Results of the Edgar Allan Poe Award® in the year 1999.
St. Paul, Minnesota, 1939. The body of a beautiful dime-a-dance girl is found on a hillside, and Police Lieutenant Wesley Horner, struggling and alone after his wife’s recent death, heads the investigation into her murder. His chief suspect is Herbert White, an eccentric recluse and hobby photographer who spends his days recording his life in detailed journal entries and scrapbooks. In Mr. White’s Confession, Robert Clark illuminates the complex relationships between truth and fiction, past and present, faith and memory.
At a wedding party in Cornwall, Chris Napier, the bride’s uncle, is accosted by a drunken, disheveled, and evidently distraught intruder. The man turns out to be Chris’s childhood friend Nicky Lanyon, whose father was hanged for the murder of Joshua Carnoweth-Chris’s great-uncle and the man behind the Napier family’s inherited state of affluence. Pleading his father’s innocence, Nicky commits suicide, forcing Chris to test the truth of his friend’s conviction. The conduct of more than one member of his own family begins to dog his hesitant footsteps into a past slowly darkening with the shadows of corruption, greed, lies, child abuse, and good old-fashioned revenge.
Blood Work—that’s what Terrell McCaleb used to call his job at the FBI. Until a heart condition forced him to take early retirement, he headed all investigations of serial murders in the Los Angeles area. Now he is recovering from a heart transplant operation and leads a quiet life. But McCaleb’s calm seas turn rough when a story in the L.A. Times brings him face-to-face with Graciela Rivers, a darkly intriguing woman who hooks him with the story of her sister’s unsolved murder. Against doctor’s orders and his own better judgement, McCaleb agrees to take up the case. Soon Terry is on the trail of a killer whose crimes are more baffling and horrifying than anything he has ever encountered. It’s a mind-bending, breakneck case that leads McCaleb into the darkest place he’s ever known, unsure whether he even wants to survive his own investigation.
Domenic Stansberry’s award-winning novel tells the story of Niccolo Jones, a broken-down man plagued by his obsession with his brother Joe’s ex-wife Marie. Set in the old Italian neighborhood of North Beach in San Francisco, the novel flashes back and forth between their childhood days in the 1950s and events thirty years later. The kids are adults now, and everything has changed.
Nick’s story begins when Joe is murdered, igniting in Nick an unquenchable desire for revenge. The crime also awakens Nick’s memories of days gone by, particularly his own illicit feelings for Marie.
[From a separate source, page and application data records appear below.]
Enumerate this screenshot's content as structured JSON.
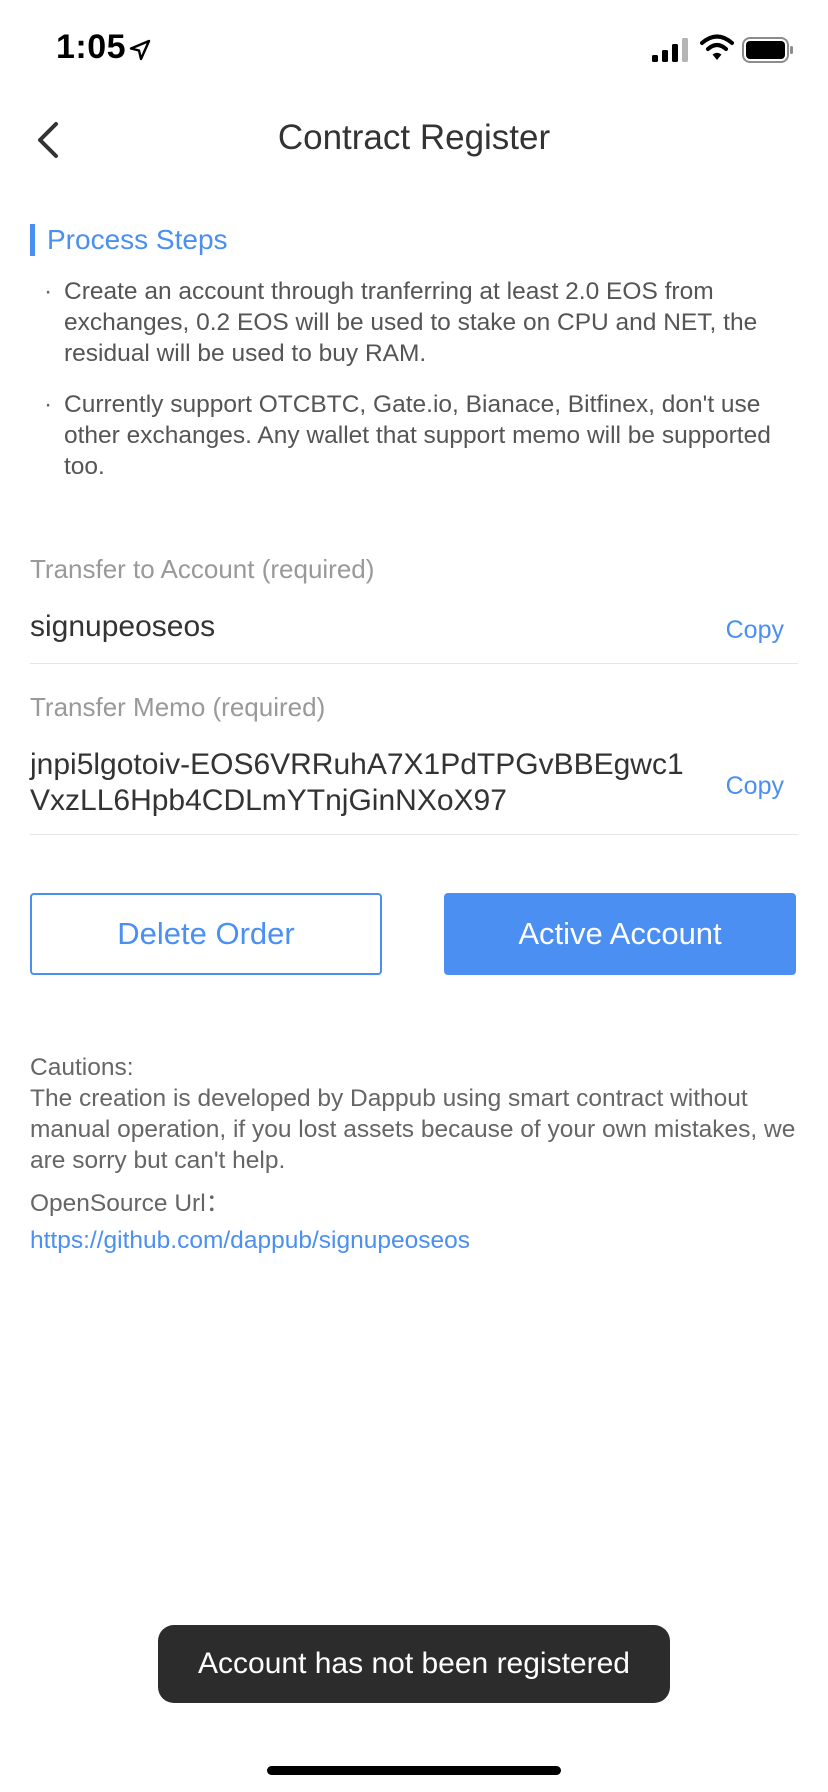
{
  "status_bar": {
    "time": "1:05"
  },
  "nav": {
    "title": "Contract Register"
  },
  "process": {
    "header": "Process Steps",
    "bullet": "·",
    "steps": [
      "Create an account through tranferring at least 2.0 EOS from exchanges, 0.2 EOS will be used to stake on CPU and NET, the residual will be used to buy RAM.",
      "Currently support OTCBTC, Gate.io, Bianace, Bitfinex, don't use other exchanges. Any wallet that support memo will be supported too."
    ]
  },
  "transfer_account": {
    "label": "Transfer to Account (required)",
    "value": "signupeoseos",
    "copy_label": "Copy"
  },
  "transfer_memo": {
    "label": "Transfer Memo (required)",
    "value": "jnpi5lgotoiv-EOS6VRRuhA7X1PdTPGvBBEgwc1VxzLL6Hpb4CDLmYTnjGinNXoX97",
    "copy_label": "Copy"
  },
  "actions": {
    "delete_label": "Delete Order",
    "activate_label": "Active Account"
  },
  "cautions": {
    "title": "Cautions:",
    "text": "The creation is developed by Dappub using smart contract without manual operation, if you lost assets because of your own mistakes, we are sorry but can't help.",
    "opensource_label": "OpenSource Url：",
    "opensource_url": "https://github.com/dappub/signupeoseos"
  },
  "toast": {
    "message": "Account has not been registered"
  },
  "colors": {
    "accent": "#4b8ff2",
    "text_primary": "#333333",
    "text_secondary": "#999999",
    "toast_bg": "#2c2c2c"
  },
  "icons": {
    "back": "chevron-left-icon",
    "location": "location-arrow-icon",
    "signal": "cellular-signal-icon",
    "wifi": "wifi-icon",
    "battery": "battery-icon"
  }
}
But the price of passion is as costly now as it was for Nick thirty years ago; for The Last Days of Il Duce is as much about the secrets of the past as it is about the sins of the present.
Dark, elegantly written, intricate, and astonishing, The Last Days of Il Duce is a superb novel in the classic noir tradition.
In the spellbinding tradition of Minette Walters and Ruth Rendell, author Julia Wallis Martin crafts an intelligent, atmospheric British suspense novel as engrossing as it is original.
An entire house, long submerged in the dark waters of a reservoir, unearths a starting find: the corpse of Helena Warner, an Oxford college student who disappeared twenty years earlier. For former homicide detective Bill Driver, it means the reopening of a case that, in his mind, was never really closed. And Driver thinks he knows who did it. But three of Helena’s friends-her cold former lover Ian Gilmore, her jealous best friend Joan Poole, and talented but institutionalized artist Richard Wachmann-conspire to keep a decades-old, deadly secret from seeing the light of day…all the wile, a killer continues to strike again and again.